Dooley described further ways that the state has neglected to uphold its duty toward oil companies, saying that the state often favors oil companies over landowners.

“You don’t win. You don’t win a case when the agency is against you...when they’ve already structured into the reclamation program. (You have) a 30 day period for you to object to the reclamation they didn’t tell you was gonna happen,” Dooley said.

Describing a scenario in which oil companies have reclaimed land without prior notice, Dooley explained that the landowner is often left unknowingly behind the eight-ball. According to him, after 30 days if the owner isn’t fully satisfied and desires to file a claim against the oil company for failing to properly reclaim the land, they can’t under the current process.

Further exasperating the land reclamation headaches are creditors, who often will not lend on any land with unresolved salt contamination.

“Farm Credit is concerned about taking security in any property that has or potentially has hazardous material on the premises...it is and has been the policy of FCSND (Farm Credit Services of North Dakota) to not take security in property that is environmentally damaged...and will deny approval if credit was requested,” said AGRIBank executive Claude Sem.
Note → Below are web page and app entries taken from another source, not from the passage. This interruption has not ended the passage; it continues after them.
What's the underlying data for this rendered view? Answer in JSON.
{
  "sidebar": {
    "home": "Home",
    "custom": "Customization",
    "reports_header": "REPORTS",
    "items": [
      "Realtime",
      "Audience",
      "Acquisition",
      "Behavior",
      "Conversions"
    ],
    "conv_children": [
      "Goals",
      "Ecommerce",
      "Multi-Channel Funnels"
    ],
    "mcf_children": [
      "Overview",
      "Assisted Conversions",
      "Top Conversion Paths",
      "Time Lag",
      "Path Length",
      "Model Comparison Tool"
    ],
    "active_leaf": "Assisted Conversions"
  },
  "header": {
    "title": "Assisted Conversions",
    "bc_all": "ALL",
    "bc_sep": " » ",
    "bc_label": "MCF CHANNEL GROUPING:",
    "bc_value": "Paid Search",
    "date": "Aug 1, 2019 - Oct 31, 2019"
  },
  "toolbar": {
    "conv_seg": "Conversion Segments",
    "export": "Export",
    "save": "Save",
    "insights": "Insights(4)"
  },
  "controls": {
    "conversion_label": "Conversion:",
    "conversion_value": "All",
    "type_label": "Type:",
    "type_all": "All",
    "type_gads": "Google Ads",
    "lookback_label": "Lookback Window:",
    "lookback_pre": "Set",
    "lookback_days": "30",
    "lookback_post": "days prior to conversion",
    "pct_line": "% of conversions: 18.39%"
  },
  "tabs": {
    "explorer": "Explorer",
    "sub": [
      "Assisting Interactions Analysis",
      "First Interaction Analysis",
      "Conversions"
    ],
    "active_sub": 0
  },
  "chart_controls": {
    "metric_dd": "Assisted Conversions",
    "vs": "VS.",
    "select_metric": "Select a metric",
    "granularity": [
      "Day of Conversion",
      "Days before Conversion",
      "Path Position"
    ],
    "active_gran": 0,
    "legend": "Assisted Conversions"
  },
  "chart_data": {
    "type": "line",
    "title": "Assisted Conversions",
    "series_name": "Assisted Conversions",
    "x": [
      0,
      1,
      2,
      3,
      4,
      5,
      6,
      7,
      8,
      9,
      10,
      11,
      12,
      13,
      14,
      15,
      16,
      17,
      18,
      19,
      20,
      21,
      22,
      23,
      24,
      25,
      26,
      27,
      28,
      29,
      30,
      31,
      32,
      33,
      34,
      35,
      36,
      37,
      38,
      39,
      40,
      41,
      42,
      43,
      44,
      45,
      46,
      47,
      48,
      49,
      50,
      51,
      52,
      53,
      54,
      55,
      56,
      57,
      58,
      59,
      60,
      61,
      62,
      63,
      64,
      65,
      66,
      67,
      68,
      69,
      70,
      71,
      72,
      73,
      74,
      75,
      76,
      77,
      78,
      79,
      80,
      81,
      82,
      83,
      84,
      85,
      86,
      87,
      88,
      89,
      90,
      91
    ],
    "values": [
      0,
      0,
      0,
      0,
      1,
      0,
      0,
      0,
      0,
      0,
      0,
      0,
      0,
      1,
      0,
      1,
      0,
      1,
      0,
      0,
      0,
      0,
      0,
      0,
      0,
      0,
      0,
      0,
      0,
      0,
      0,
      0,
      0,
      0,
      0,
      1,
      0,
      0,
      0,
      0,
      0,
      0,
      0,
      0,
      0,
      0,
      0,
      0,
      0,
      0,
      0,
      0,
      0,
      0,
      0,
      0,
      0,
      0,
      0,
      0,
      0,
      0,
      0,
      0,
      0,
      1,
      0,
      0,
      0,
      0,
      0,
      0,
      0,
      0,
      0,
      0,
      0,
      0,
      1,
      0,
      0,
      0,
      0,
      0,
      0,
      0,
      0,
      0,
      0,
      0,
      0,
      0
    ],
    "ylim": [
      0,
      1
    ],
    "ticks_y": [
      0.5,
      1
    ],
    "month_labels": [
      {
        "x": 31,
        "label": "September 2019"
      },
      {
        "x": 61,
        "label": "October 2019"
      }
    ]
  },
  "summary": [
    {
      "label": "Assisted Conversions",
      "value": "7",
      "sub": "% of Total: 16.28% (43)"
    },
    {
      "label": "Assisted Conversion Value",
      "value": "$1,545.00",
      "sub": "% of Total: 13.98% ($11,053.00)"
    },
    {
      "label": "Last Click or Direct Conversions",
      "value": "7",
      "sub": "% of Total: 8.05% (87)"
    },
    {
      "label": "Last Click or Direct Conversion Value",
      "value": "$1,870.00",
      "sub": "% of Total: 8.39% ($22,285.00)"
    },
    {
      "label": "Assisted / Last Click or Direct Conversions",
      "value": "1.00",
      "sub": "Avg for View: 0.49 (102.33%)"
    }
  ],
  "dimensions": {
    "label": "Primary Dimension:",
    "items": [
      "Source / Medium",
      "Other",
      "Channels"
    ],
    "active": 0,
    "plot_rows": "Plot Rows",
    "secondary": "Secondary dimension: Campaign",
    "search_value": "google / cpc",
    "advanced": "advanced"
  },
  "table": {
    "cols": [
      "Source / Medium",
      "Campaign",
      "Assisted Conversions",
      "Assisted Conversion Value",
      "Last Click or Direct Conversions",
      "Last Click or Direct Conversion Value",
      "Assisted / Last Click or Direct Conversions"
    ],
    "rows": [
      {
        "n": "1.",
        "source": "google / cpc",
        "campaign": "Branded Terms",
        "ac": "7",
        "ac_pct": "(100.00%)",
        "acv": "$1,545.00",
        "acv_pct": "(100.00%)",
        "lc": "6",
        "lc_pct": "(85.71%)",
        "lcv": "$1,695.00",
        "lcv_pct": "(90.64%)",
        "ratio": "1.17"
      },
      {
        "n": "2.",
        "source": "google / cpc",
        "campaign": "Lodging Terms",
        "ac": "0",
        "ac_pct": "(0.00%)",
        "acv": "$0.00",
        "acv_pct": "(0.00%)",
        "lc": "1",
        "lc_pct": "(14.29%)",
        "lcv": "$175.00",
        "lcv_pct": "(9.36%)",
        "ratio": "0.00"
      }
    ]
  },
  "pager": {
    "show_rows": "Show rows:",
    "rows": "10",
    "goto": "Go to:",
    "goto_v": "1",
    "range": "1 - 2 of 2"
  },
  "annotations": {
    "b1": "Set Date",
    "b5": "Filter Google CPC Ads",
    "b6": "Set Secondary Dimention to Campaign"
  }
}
For the past 15 years, Dooley alleges that the Oil and Gas Division of the NDIC has received thousands of complaints and reports regarding site spills, yet have done nothing to count the cost of reclamation on state residents.

According to Dooley’s report, no one seems to know what the exact costs are.

“There is little or no data recorded by the Commission on the average costs of cleanup of those same spills...due to lack of data on remediation costs...those costs ought to be declared under oath by a qualified third-party engaged to oversee each well closure,” Dooley said.

Dooley insisted that he and rancher Donald “Donny” Nelson want litigation to be a last resort, and instead are calling on state legislators to address the problem.

According to the North Dakota Oil and Gas Division, there are more than 10,400 wells and facility sites in the state that have been successfully reclaimed. Nearly 1,500 sites have been reclaimed, but are pending final approval for bond release by the state.

“Less than 1% of sites require long term environmental evaluation,” a frequently asked question on the North Dakota Oil and Gas Division website alleges.

The Bureau of Land Management did not respond to requests for comment.